Though all have since died, Jane McCabe, whose grandmother was one of the children, is recording their story through their descendants.
John Graham set up the St Andrews Colonial Homes at Kalimpong in the Darjeeling district of northeast India to save the illegitimate children of European tea planters and their Indian or Nepalese workers from the plantations. Dr Graham felt the futures of these loved, but mixed-race, children - product of two cultures and welcome in neither - should be improved, given their European blood.
His large residential school aimed to educate the children in English and give them manual and social skills, then, when they were 15 or 16 years old, send them to the more egalitarian colonies, where jobs had been found for them.

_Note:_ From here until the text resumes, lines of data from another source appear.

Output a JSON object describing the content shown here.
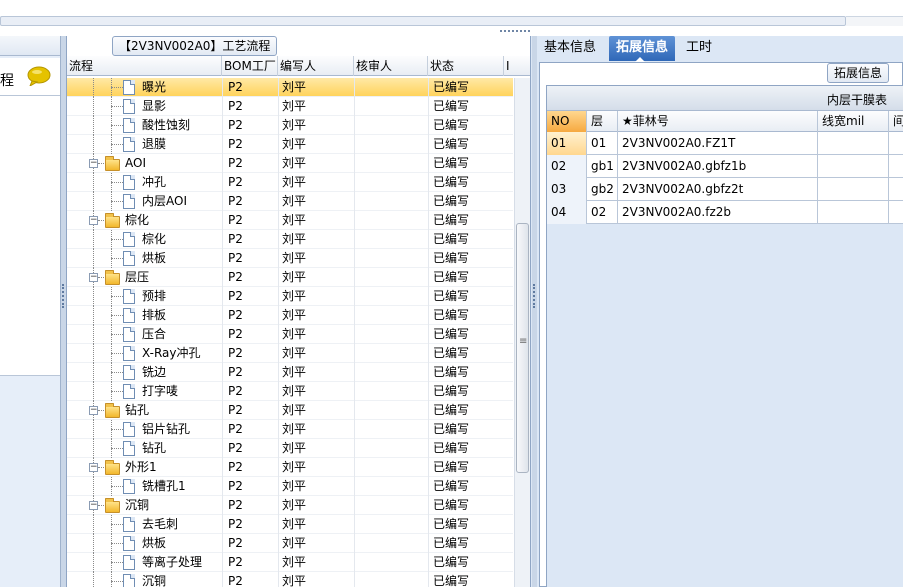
{
  "left_panel": {
    "label": "程"
  },
  "middle_panel": {
    "title": "【2V3NV002A0】工艺流程",
    "columns": [
      "流程",
      "BOM工厂",
      "编写人",
      "核审人",
      "状态",
      "I"
    ],
    "rows": [
      {
        "name": "曝光",
        "type": "doc",
        "level": 2,
        "bom": "P2",
        "writer": "刘平",
        "reviewer": "",
        "status": "已编写",
        "selected": true
      },
      {
        "name": "显影",
        "type": "doc",
        "level": 2,
        "bom": "P2",
        "writer": "刘平",
        "reviewer": "",
        "status": "已编写"
      },
      {
        "name": "酸性蚀刻",
        "type": "doc",
        "level": 2,
        "bom": "P2",
        "writer": "刘平",
        "reviewer": "",
        "status": "已编写"
      },
      {
        "name": "退膜",
        "type": "doc",
        "level": 2,
        "bom": "P2",
        "writer": "刘平",
        "reviewer": "",
        "status": "已编写"
      },
      {
        "name": "AOI",
        "type": "folder",
        "level": 1,
        "bom": "P2",
        "writer": "刘平",
        "reviewer": "",
        "status": "已编写"
      },
      {
        "name": "冲孔",
        "type": "doc",
        "level": 2,
        "bom": "P2",
        "writer": "刘平",
        "reviewer": "",
        "status": "已编写"
      },
      {
        "name": "内层AOI",
        "type": "doc",
        "level": 2,
        "bom": "P2",
        "writer": "刘平",
        "reviewer": "",
        "status": "已编写"
      },
      {
        "name": "棕化",
        "type": "folder",
        "level": 1,
        "bom": "P2",
        "writer": "刘平",
        "reviewer": "",
        "status": "已编写"
      },
      {
        "name": "棕化",
        "type": "doc",
        "level": 2,
        "bom": "P2",
        "writer": "刘平",
        "reviewer": "",
        "status": "已编写"
      },
      {
        "name": "烘板",
        "type": "doc",
        "level": 2,
        "bom": "P2",
        "writer": "刘平",
        "reviewer": "",
        "status": "已编写"
      },
      {
        "name": "层压",
        "type": "folder",
        "level": 1,
        "bom": "P2",
        "writer": "刘平",
        "reviewer": "",
        "status": "已编写"
      },
      {
        "name": "预排",
        "type": "doc",
        "level": 2,
        "bom": "P2",
        "writer": "刘平",
        "reviewer": "",
        "status": "已编写"
      },
      {
        "name": "排板",
        "type": "doc",
        "level": 2,
        "bom": "P2",
        "writer": "刘平",
        "reviewer": "",
        "status": "已编写"
      },
      {
        "name": "压合",
        "type": "doc",
        "level": 2,
        "bom": "P2",
        "writer": "刘平",
        "reviewer": "",
        "status": "已编写"
      },
      {
        "name": "X-Ray冲孔",
        "type": "doc",
        "level": 2,
        "bom": "P2",
        "writer": "刘平",
        "reviewer": "",
        "status": "已编写"
      },
      {
        "name": "铣边",
        "type": "doc",
        "level": 2,
        "bom": "P2",
        "writer": "刘平",
        "reviewer": "",
        "status": "已编写"
      },
      {
        "name": "打字唛",
        "type": "doc",
        "level": 2,
        "bom": "P2",
        "writer": "刘平",
        "reviewer": "",
        "status": "已编写"
      },
      {
        "name": "钻孔",
        "type": "folder",
        "level": 1,
        "bom": "P2",
        "writer": "刘平",
        "reviewer": "",
        "status": "已编写"
      },
      {
        "name": "铝片钻孔",
        "type": "doc",
        "level": 2,
        "bom": "P2",
        "writer": "刘平",
        "reviewer": "",
        "status": "已编写"
      },
      {
        "name": "钻孔",
        "type": "doc",
        "level": 2,
        "bom": "P2",
        "writer": "刘平",
        "reviewer": "",
        "status": "已编写"
      },
      {
        "name": "外形1",
        "type": "folder",
        "level": 1,
        "bom": "P2",
        "writer": "刘平",
        "reviewer": "",
        "status": "已编写"
      },
      {
        "name": "铣槽孔1",
        "type": "doc",
        "level": 2,
        "bom": "P2",
        "writer": "刘平",
        "reviewer": "",
        "status": "已编写"
      },
      {
        "name": "沉铜",
        "type": "folder",
        "level": 1,
        "bom": "P2",
        "writer": "刘平",
        "reviewer": "",
        "status": "已编写"
      },
      {
        "name": "去毛刺",
        "type": "doc",
        "level": 2,
        "bom": "P2",
        "writer": "刘平",
        "reviewer": "",
        "status": "已编写"
      },
      {
        "name": "烘板",
        "type": "doc",
        "level": 2,
        "bom": "P2",
        "writer": "刘平",
        "reviewer": "",
        "status": "已编写"
      },
      {
        "name": "等离子处理",
        "type": "doc",
        "level": 2,
        "bom": "P2",
        "writer": "刘平",
        "reviewer": "",
        "status": "已编写"
      },
      {
        "name": "沉铜",
        "type": "doc",
        "level": 2,
        "bom": "P2",
        "writer": "刘平",
        "reviewer": "",
        "status": "已编写"
      }
    ]
  },
  "right_panel": {
    "tabs": [
      {
        "label": "基本信息",
        "active": false
      },
      {
        "label": "拓展信息",
        "active": true
      },
      {
        "label": "工时",
        "active": false
      }
    ],
    "subtab": "拓展信息",
    "table_caption": "内层干膜表",
    "columns": [
      "NO",
      "层",
      "★菲林号",
      "线宽mil",
      "间"
    ],
    "rows": [
      {
        "no": "01",
        "layer": "01",
        "film": "2V3NV002A0.FZ1T",
        "width": "",
        "gap": ""
      },
      {
        "no": "02",
        "layer": "gb1",
        "film": "2V3NV002A0.gbfz1b",
        "width": "",
        "gap": ""
      },
      {
        "no": "03",
        "layer": "gb2",
        "film": "2V3NV002A0.gbfz2t",
        "width": "",
        "gap": ""
      },
      {
        "no": "04",
        "layer": "02",
        "film": "2V3NV002A0.fz2b",
        "width": "",
        "gap": ""
      }
    ]
  },
  "colors": {
    "selected_row": "#ffd35c",
    "active_tab": "#2f68b8",
    "chat_icon": "#e5c200"
  }
}
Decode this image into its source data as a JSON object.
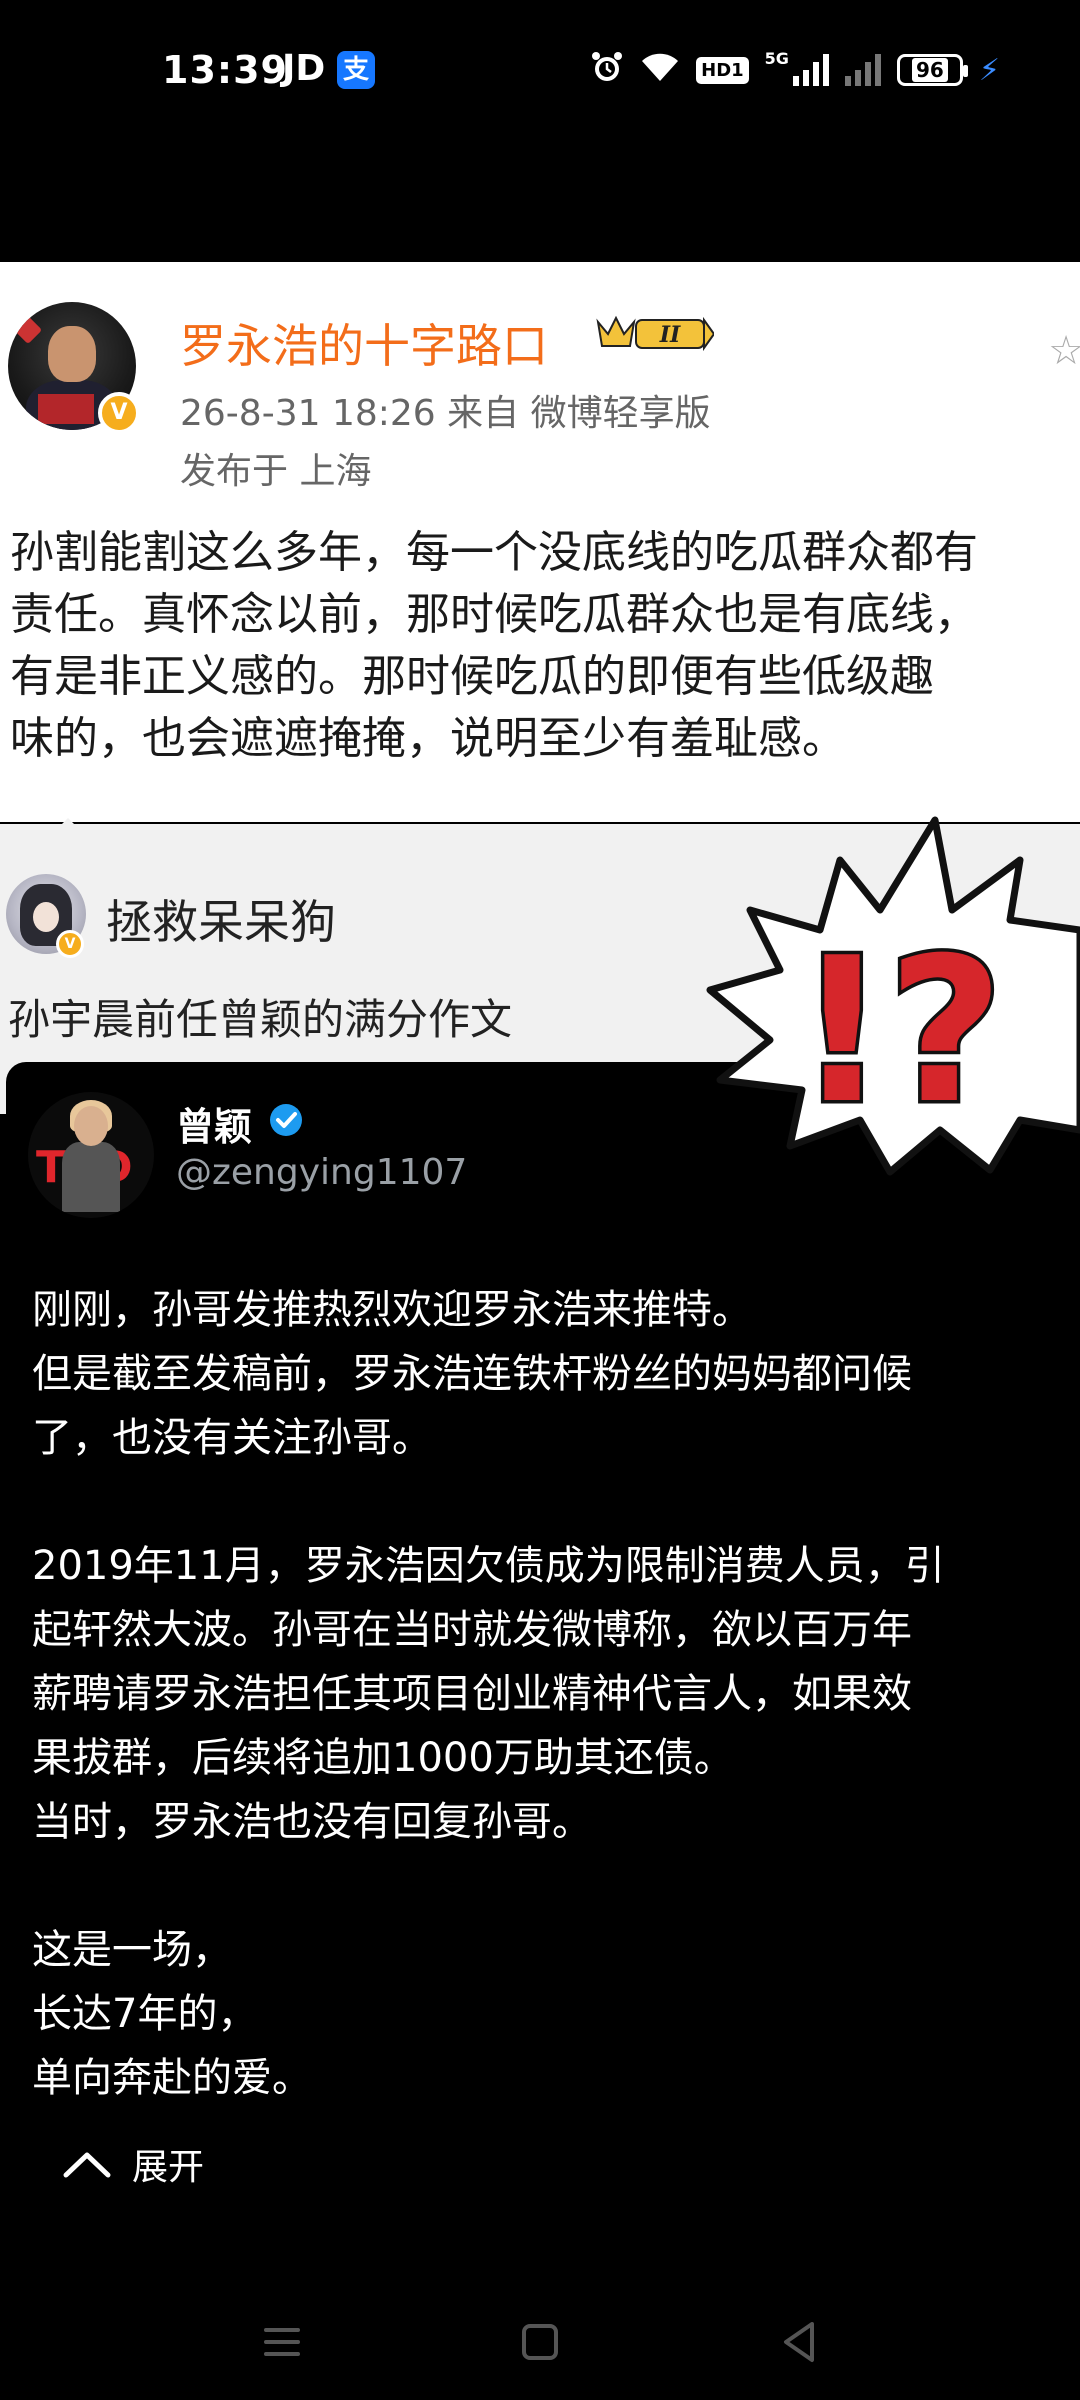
{
  "status_bar": {
    "time": "13:39",
    "carrier_app": "JD",
    "alipay_glyph": "支",
    "hd_label": "HD1",
    "network_label": "5G",
    "battery_level": "96",
    "icons": [
      "alarm-icon",
      "wifi-icon",
      "hd-icon",
      "signal-icon",
      "signal-x-icon",
      "battery-icon",
      "charging-icon"
    ]
  },
  "weibo_post": {
    "author_name": "罗永浩的十字路口",
    "member_level": "II",
    "timestamp_source": "26-8-31 18:26  来自 微博轻享版",
    "location": "发布于 上海",
    "body": "孙割能割这么多年，每一个没底线的吃瓜群众都有\n责任。真怀念以前，那时候吃瓜群众也是有底线，\n有是非正义感的￼。那时候吃瓜的即便有些低级趣\n味的，也会遮遮掩掩，说明至少有羞耻感。",
    "verified_glyph": "V"
  },
  "repost": {
    "user_name": "拯救呆呆狗",
    "text": "孙宇晨前任曾颖的满分作文"
  },
  "sticker": {
    "text": "!?",
    "colors": {
      "mark": "#d6262b",
      "outline": "#111111",
      "fill": "#ffffff"
    }
  },
  "tweet": {
    "name": "曾颖",
    "handle": "@zengying1107",
    "body": "刚刚，孙哥发推热烈欢迎罗永浩来推特。\n但是截至发稿前，罗永浩连铁杆粉丝的妈妈都问候\n了，也没有关注孙哥。\n\n2019年11月，罗永浩因欠债成为限制消费人员，引\n起轩然大波。孙哥在当时就发微博称，欲以百万年\n薪聘请罗永浩担任其项目创业精神代言人，如果效\n果拔群，后续将追加1000万助其还债。\n当时，罗永浩也没有回复孙哥。\n\n这是一场，\n长达7年的，\n单向奔赴的爱。"
  },
  "expand": {
    "label": "展开"
  },
  "colors": {
    "author_orange": "#f36d1a",
    "verified_yellow": "#f6ad1d",
    "twitter_blue": "#1d9bf0",
    "background": "#000000"
  }
}
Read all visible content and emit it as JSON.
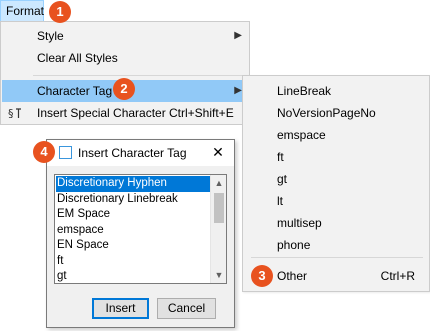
{
  "menubar": {
    "format_label": "Format"
  },
  "badges": [
    "1",
    "2",
    "3",
    "4"
  ],
  "format_menu": {
    "items": [
      {
        "label": "Style",
        "has_submenu": true
      },
      {
        "label": "Clear All Styles"
      },
      {
        "label": "Character Tag",
        "has_submenu": true,
        "highlighted": true
      },
      {
        "label": "Insert Special Character",
        "shortcut": "Ctrl+Shift+E",
        "icon": "special-character-icon"
      }
    ]
  },
  "character_tag_submenu": {
    "items": [
      "LineBreak",
      "NoVersionPageNo",
      "emspace",
      "ft",
      "gt",
      "lt",
      "multisep",
      "phone"
    ],
    "other": {
      "label": "Other",
      "shortcut": "Ctrl+R"
    }
  },
  "dialog": {
    "title": "Insert Character Tag",
    "list_items": [
      "Discretionary Hyphen",
      "Discretionary Linebreak",
      "EM Space",
      "emspace",
      "EN Space",
      "ft",
      "gt"
    ],
    "selected_index": 0,
    "insert_label": "Insert",
    "cancel_label": "Cancel"
  },
  "colors": {
    "badge": "#e8521f",
    "menu_highlight": "#91c9f7",
    "list_selection": "#0078d7"
  }
}
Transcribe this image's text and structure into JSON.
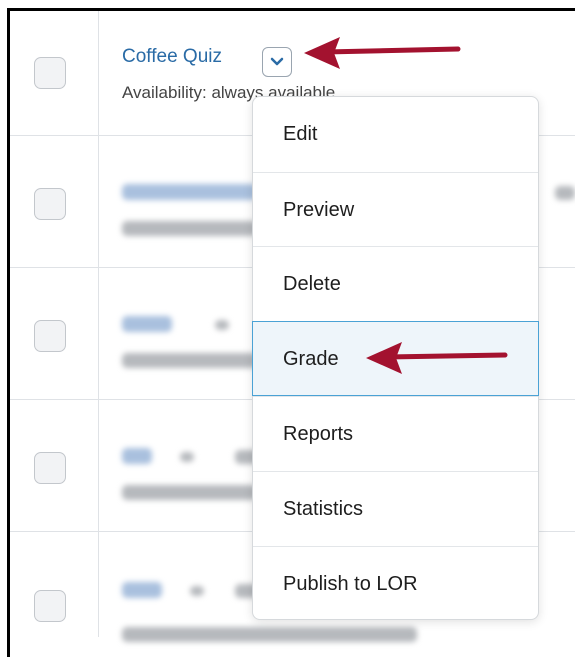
{
  "quiz": {
    "title": "Coffee Quiz",
    "availability": "Availability: always available"
  },
  "menu": {
    "items": [
      {
        "label": "Edit"
      },
      {
        "label": "Preview"
      },
      {
        "label": "Delete"
      },
      {
        "label": "Grade"
      },
      {
        "label": "Reports"
      },
      {
        "label": "Statistics"
      },
      {
        "label": "Publish to LOR"
      }
    ],
    "highlighted": "Grade"
  },
  "colors": {
    "link": "#2a6ba6",
    "arrow": "#a3122f",
    "highlight_border": "#4aa2d5",
    "highlight_bg": "#eef5fa"
  },
  "icons": {
    "caret": "chevron-down-icon",
    "pointer": "arrow-left-icon"
  }
}
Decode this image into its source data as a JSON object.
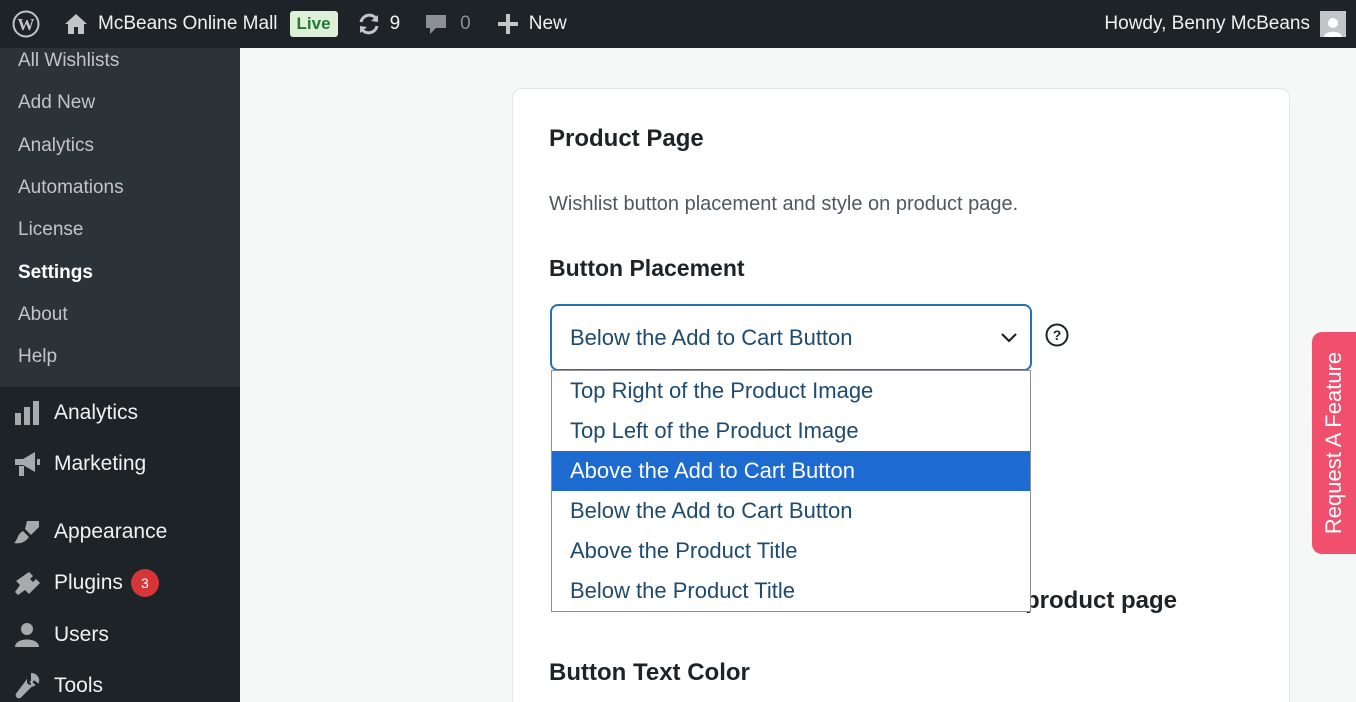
{
  "adminbar": {
    "site_name": "McBeans Online Mall",
    "live_badge": "Live",
    "updates_count": "9",
    "comments_count": "0",
    "new_label": "New",
    "howdy": "Howdy, Benny McBeans"
  },
  "sidebar": {
    "submenu": [
      "All Wishlists",
      "Add New",
      "Analytics",
      "Automations",
      "License",
      "Settings",
      "About",
      "Help"
    ],
    "current_submenu": "Settings",
    "menu": [
      {
        "label": "Analytics",
        "icon": "bar-chart-icon"
      },
      {
        "label": "Marketing",
        "icon": "megaphone-icon"
      },
      {
        "label": "Appearance",
        "icon": "paintbrush-icon"
      },
      {
        "label": "Plugins",
        "icon": "plugin-icon",
        "badge": "3"
      },
      {
        "label": "Users",
        "icon": "users-icon"
      },
      {
        "label": "Tools",
        "icon": "wrench-icon"
      }
    ]
  },
  "main": {
    "section_title": "Product Page",
    "section_desc": "Wishlist button placement and style on product page.",
    "placement_label": "Button Placement",
    "placement_value": "Below the Add to Cart Button",
    "dropdown_options": [
      "Top Right of the Product Image",
      "Top Left of the Product Image",
      "Above the Add to Cart Button",
      "Below the Add to Cart Button",
      "Above the Product Title",
      "Below the Product Title"
    ],
    "highlighted_option": "Above the Add to Cart Button",
    "partially_hidden_heading": "product page",
    "text_color_label": "Button Text Color"
  },
  "feature_tab": "Request A Feature",
  "colors": {
    "adminbar_bg": "#1d2327",
    "submenu_bg": "#2c3338",
    "accent": "#2271b1",
    "highlight": "#1d6ad1",
    "feature_tab": "#f0506e",
    "badge": "#d63638"
  }
}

Boys arrived in New Zealand to work on farms, and girls provided domestic help, she said.
Miss McCabe (40) is writing a University of Otago history PhD thesis on aspects of the 130 Anglo-Indian youngsters who came to New Zealand over several decades - the first 30-40 of them coming to Dunedin.
''No-one's done anything on this. It's an untold story of New Zealand history,'' she said.
Her Indian-born grandmother, who died in 1978, had never spoken about her Indian background.
Miss McCabe is still amazed about the way she eventually found out about her grandmother's early life.
Shortly before heading off to India in 2007, Miss McCabe found an old photograph, depicting her grandmother at school in India.
''Kalimpong School'' was written on the back.
The photograph proved crucial, enabling her to learn much more, and even to visit the school during her overseas trip.
''If that photograph hadn't been kept, many many things wouldn't have happened, really good things.''
After earlier being sent off to the Kalimpong school, few of the emigrating children saw their mothers again.
Several had relationships with their fathers later in life though, including Miss McCabe's own grandmother, Lorna Peters, who had arrived in Dunedin with five others in 1921.
Her tea planter father came to live in Dunedin and Lorna lived with him until her marriage. He then lived with her family for the rest of his life.
Miss McCabe has traced some New Zealand families of the original emigrants.
She would still like to hear from descendants of any other Kalimpong emigrants to Dunedin, and people with other links, including descendants of former employers.
She can be contacted through her internet research site: www.kalimpongkids.org.nz/The emigrants had faced several big initial challenges, including Dunedin's cold winters, but the overall outcome had been positive, she said.